Where a record holds a picture, leave the picture out; otherwise repeat every record exactly.

(Material for this task):
•••••

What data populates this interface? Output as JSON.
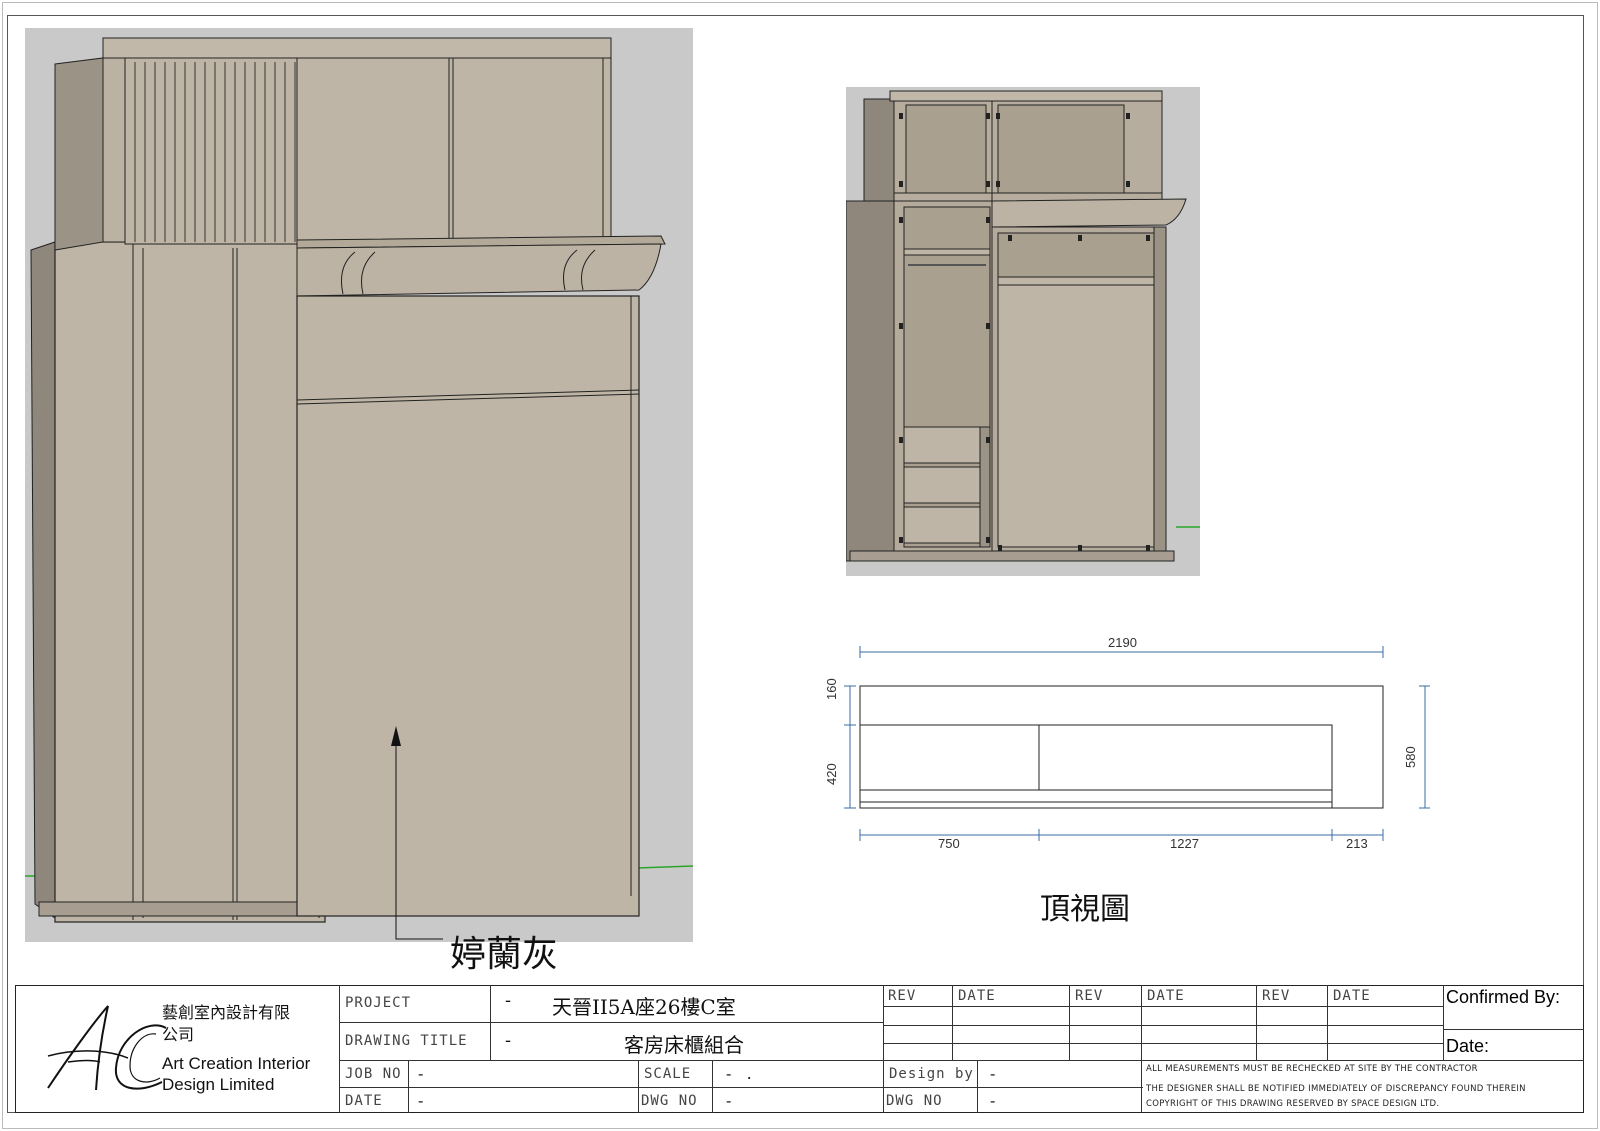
{
  "annotations": {
    "finish_label": "婷蘭灰",
    "top_view_label": "頂視圖"
  },
  "top_view_dims": {
    "overall_width": "2190",
    "depth_top": "160",
    "depth_mid": "420",
    "overall_depth": "580",
    "seg_left": "750",
    "seg_mid": "1227",
    "seg_right": "213"
  },
  "company": {
    "name_cn_line1": "藝創室內設計有限",
    "name_cn_line2": "公司",
    "name_en_line1": "Art Creation Interior",
    "name_en_line2": "Design Limited",
    "logo_text": "AC"
  },
  "title_block": {
    "project_label": "PROJECT",
    "project_dash": "-",
    "project_value": "天晉II5A座26樓C室",
    "drawing_title_label": "DRAWING TITLE",
    "drawing_title_dash": "-",
    "drawing_title_value": "客房床櫃組合",
    "job_no_label": "JOB NO",
    "job_no_value": "-",
    "date_label": "DATE",
    "date_value": "-",
    "scale_label": "SCALE",
    "scale_value": "-   .",
    "dwg_no_label": "DWG NO",
    "dwg_no_value": "-",
    "design_by_label": "Design by",
    "design_by_value": "-",
    "dwg_no2_label": "DWG NO",
    "dwg_no2_value": "-",
    "rev_headers": [
      "REV",
      "DATE",
      "REV",
      "DATE",
      "REV",
      "DATE"
    ],
    "confirmed_by": "Confirmed By:",
    "date_sign": "Date:",
    "notes": [
      "ALL MEASUREMENTS MUST BE RECHECKED AT SITE BY THE CONTRACTOR",
      "THE DESIGNER SHALL BE NOTIFIED IMMEDIATELY OF DISCREPANCY FOUND THEREIN",
      "COPYRIGHT OF THIS DRAWING RESERVED BY SPACE DESIGN LTD."
    ]
  }
}
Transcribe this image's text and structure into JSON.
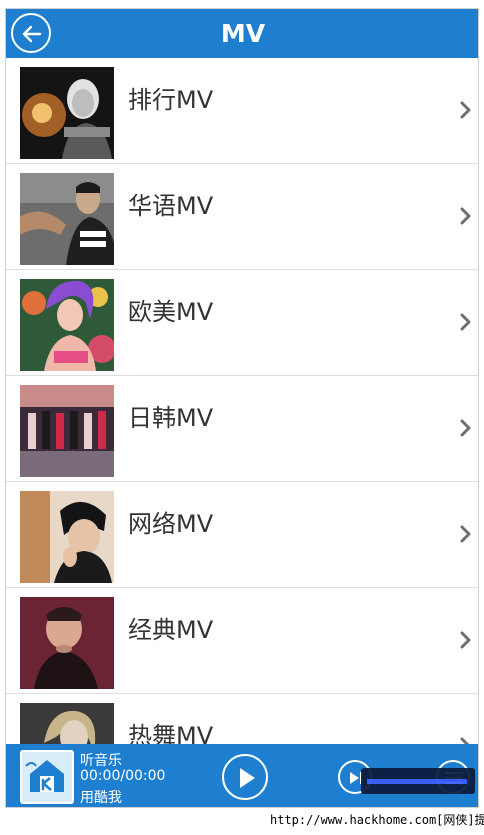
{
  "header": {
    "title": "MV"
  },
  "mv_categories": [
    {
      "label": "排行MV"
    },
    {
      "label": "华语MV"
    },
    {
      "label": "欧美MV"
    },
    {
      "label": "日韩MV"
    },
    {
      "label": "网络MV"
    },
    {
      "label": "经典MV"
    },
    {
      "label": "热舞MV"
    }
  ],
  "player": {
    "title": "听音乐",
    "time": "00:00/00:00",
    "artist": "用酷我"
  },
  "footer": {
    "credit": "http://www.hackhome.com[网侠]提供"
  },
  "colors": {
    "accent": "#1e7fd0",
    "text": "#333333",
    "divider": "#dedede"
  },
  "icons": {
    "back": "arrow-left-icon",
    "chevron": "chevron-right-icon",
    "play": "play-icon",
    "next": "skip-next-icon",
    "playlist": "playlist-icon"
  }
}
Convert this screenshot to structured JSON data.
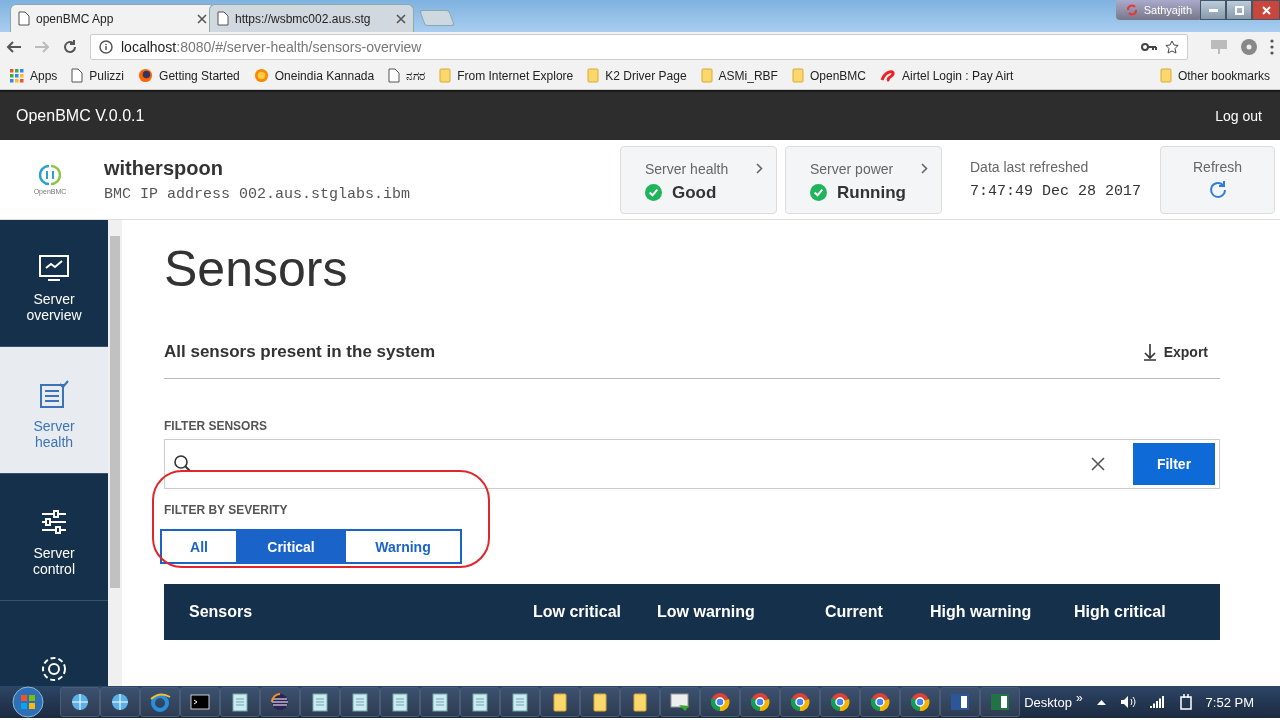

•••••

(Finished exercise):
What data populates this interface? Output as JSON.
{
  "annotations": {
    "finish_label": "婷蘭灰",
    "top_view_label": "頂視圖"
  },
  "top_view_dims": {
    "overall_width": "2190",
    "depth_top": "160",
    "depth_mid": "420",
    "overall_depth": "580",
    "seg_left": "750",
    "seg_mid": "1227",
    "seg_right": "213"
  },
  "company": {
    "name_cn_line1": "藝創室內設計有限",
    "name_cn_line2": "公司",
    "name_en_line1": "Art Creation Interior",
    "name_en_line2": "Design Limited",
    "logo_text": "AC"
  },
  "title_block": {
    "project_label": "PROJECT",
    "project_dash": "-",
    "project_value": "天晉II5A座26樓C室",
    "drawing_title_label": "DRAWING TITLE",
    "drawing_title_dash": "-",
    "drawing_title_value": "客房床櫃組合",
    "job_no_label": "JOB NO",
    "job_no_value": "-",
    "date_label": "DATE",
    "date_value": "-",
    "scale_label": "SCALE",
    "scale_value": "-   .",
    "dwg_no_label": "DWG NO",
    "dwg_no_value": "-",
    "design_by_label": "Design by",
    "design_by_value": "-",
    "dwg_no2_label": "DWG NO",
    "dwg_no2_value": "-",
    "rev_headers": [
      "REV",
      "DATE",
      "REV",
      "DATE",
      "REV",
      "DATE"
    ],
    "confirmed_by": "Confirmed By:",
    "date_sign": "Date:",
    "notes": [
      "ALL MEASUREMENTS MUST BE RECHECKED AT SITE BY THE CONTRACTOR",
      "THE DESIGNER SHALL BE NOTIFIED IMMEDIATELY OF DISCREPANCY FOUND THEREIN",
      "COPYRIGHT OF THIS DRAWING RESERVED BY SPACE DESIGN LTD."
    ]
  }
}
Transcribe this image's text and structure into JSON.
{
  "header": {
    "title": "MV"
  },
  "mv_categories": [
    {
      "label": "排行MV"
    },
    {
      "label": "华语MV"
    },
    {
      "label": "欧美MV"
    },
    {
      "label": "日韩MV"
    },
    {
      "label": "网络MV"
    },
    {
      "label": "经典MV"
    },
    {
      "label": "热舞MV"
    }
  ],
  "player": {
    "title": "听音乐",
    "time": "00:00/00:00",
    "artist": "用酷我"
  },
  "footer": {
    "credit": "http://www.hackhome.com[网侠]提供"
  },
  "colors": {
    "accent": "#1e7fd0",
    "text": "#333333",
    "divider": "#dedede"
  },
  "icons": {
    "back": "arrow-left-icon",
    "chevron": "chevron-right-icon",
    "play": "play-icon",
    "next": "skip-next-icon",
    "playlist": "playlist-icon"
  }
}
Convert this screenshot to structured JSON data.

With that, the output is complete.